The Fostering Network today launched a campaign – backed by 12 other children’s charities – for more support and recognition for the UK’s foster carers to “revive the struggling care system”.
In an open letter to children’s secretary Ed Balls, the charities said that it was only by improving the status of foster carers, who care for three-quarters of looked-after children, that the pressures on the system could be met.
Together for Change is being launched against a backdrop of rising numbers of looked-after children in Scotland and a massive hike in care applications from English councils in the wake of the baby Peter case.
Current shortage of foster carers
However, the Fostering Network estimates there is already a shortage of 10,000 foster families across the UK, including 8,200 in England, compared to an overall care population of about 72,500.
It is calling for improved status, training, support and pay for carers, in a campaign backed by, among others, Action for Children, The Children’s Society, the British Association for Adoption and Fostering.
In their letter to Balls, the charities said: “Children in care still move too frequently, leave too early and too often fail to get the help they need to achieve their potential.
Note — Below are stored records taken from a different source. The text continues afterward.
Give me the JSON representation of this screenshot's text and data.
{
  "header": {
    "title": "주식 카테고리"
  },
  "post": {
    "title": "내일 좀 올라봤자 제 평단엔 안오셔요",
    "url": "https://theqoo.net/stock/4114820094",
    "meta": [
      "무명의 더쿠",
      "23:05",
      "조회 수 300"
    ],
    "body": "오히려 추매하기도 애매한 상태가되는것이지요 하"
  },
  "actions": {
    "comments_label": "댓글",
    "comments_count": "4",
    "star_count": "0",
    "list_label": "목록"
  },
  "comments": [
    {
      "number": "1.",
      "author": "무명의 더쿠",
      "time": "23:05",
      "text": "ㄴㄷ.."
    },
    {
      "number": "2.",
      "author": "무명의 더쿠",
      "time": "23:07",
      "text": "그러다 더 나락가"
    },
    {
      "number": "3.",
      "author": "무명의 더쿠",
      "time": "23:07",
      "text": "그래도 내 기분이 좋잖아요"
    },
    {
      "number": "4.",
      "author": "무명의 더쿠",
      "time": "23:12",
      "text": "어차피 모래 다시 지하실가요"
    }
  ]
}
This cannot be allowed to continue. It’s time to recognise and value the difference good foster care makes to children’s lives.”
Specific campaign aims include for foster carers to be:-
- Registered with their national care council and recognised as part of the children’s workforce.
- Given regular supervision from a named supervisor.
- Required and enabled to access training throughout their careers, with career foster carers qualified to level three (equivalent to A-levels) within two years of approval.
- Paid more, with career foster carers paid, over the longer-term, at levels comparable with children’s residential workers and, in the short-term, at the minimum wage.
- Paid when suspended due to an allegation, with fostering services having a transparent framework for dealing with allegations.
- Given the authority to make decisions about child care without unnecessary delays and restrictions.
Relief from worries
The proposals would relieve foster carers of the financial and emotional worries which may prevent them from fostering or cause children in their care to suffer, said Raina Sheridan, deputy chief executive of The Fostering Network.
Sheridan said early results from a recent pay survey commissioned by the Fostering Network found that foster carers were either unpaid or receiving less than the minimum wage
New standards on information
One of the other campaign aims – for carers to be given all available information on children to help them reach their potential and keep them safe – should be implemented, at least in part, through proposed national minimum standards issued last week.
The proposals, which were highlighted by children’s minister Baroness Morgan in a letter to councils, would ensure carers received full, written information on children placed with them prior to placement, or as soon as possible thereafter in emergencies.
This follows a survey by the network, which found over half of carers had had children placed with them in the past three years without receiving sufficient information on them.
Following the launch of the campaign today, The Fostering Network will begin its annual conference, in York, tomorrow, and will also be holding a series of events asking for people to sign-up to the campaign.
Public debate on proposed reforms
In January 2010, the network will hold a public debate on whether we can afford not to support foster carers in the proposed new ways.
Sheridan said Together for Change was likely to run for several years:
“This is a long-term campaign – many of our aims require changes to the existing culture of foster care. Foster placements can make an enormous difference to children in care, so as a society we’ve got to get it right.”
DCSF urges directors to share information with foster carers